“Well, Pa, he wasn’t buying none of that nonsense, especially considering his fishing pole wasn’t where it normally was. So, he rightly assumed Billy had gone fishing rather than done his chores and he used the school as an excuse.”
He laughed hard at that one. “Then there’s one where your ma got herself into trouble and we were supposed to go and fetch Pa a birch or willow limb and bring it. Well, naturally, we boys couldn’t or the life of us find that what he requested. Mary Jane, she comes up and announces, ‘Here, Pa I found one!’ Just as pleased as punch. He took it from her and whipped her bottom with it, causing her to yelp out. Obviously she never volunteered to do that again.”
“During the war years Pa worked at some bomber factory in Dallas, or maybe in Wichita Falls. Anyway, we all lived in Arkansas with Bruce, Dorothy’s husband, and her new baby. I think it was either Linda or Bobby, but I can’t remember which right now. Us boys dreaded him coming home because Ma usually had a long list of complaints against us for all these perceived misdeeds we done while he was working in the factory. It seemed Billy and me got it the worse of all of us.”
“When Korea came, I got in and lied to the recruiter about my age. I was only seventeen when North Korea invaded South Korea. I wish I hadn’t, but that’s another story. Anyway, when it came time for my enlistment to come up, I couldn’t wait to get out. I went back home. I think they were living in Clovis, New Mexico at the time just before Ma finally dumped Pa once and for all.

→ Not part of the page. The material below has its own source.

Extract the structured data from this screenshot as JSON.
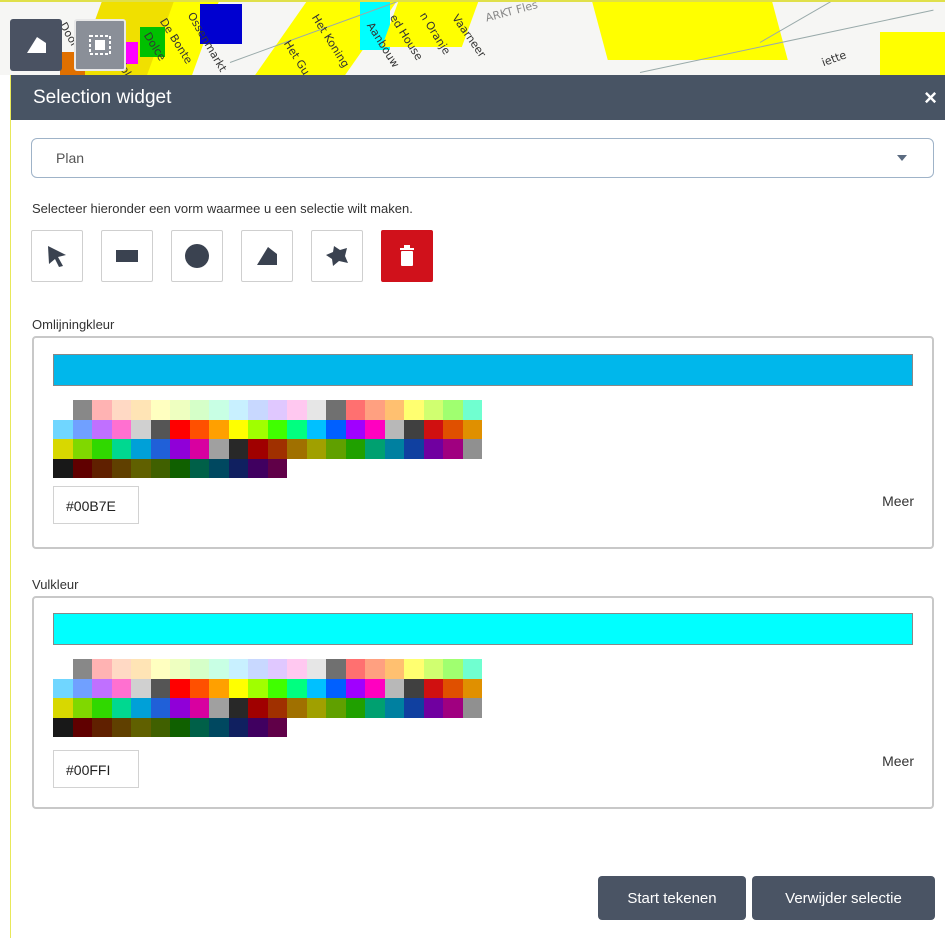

“Nothing changed for the better. He still drank and Ma was struggling to keep Brenda and Oleta Fay fed. I think Mickey and Dan and maybe Lynn Dale was still living at home, but I could be wrong. I looked at myself, at them and how much it of a struggle it was to go back to what I was doing; farming and decided I wasn’t going to do that crap, and I reenlisted. The next day I was heading back to Fort Sil, Oklahoma.” Hal stayed in until 1974 when he retired.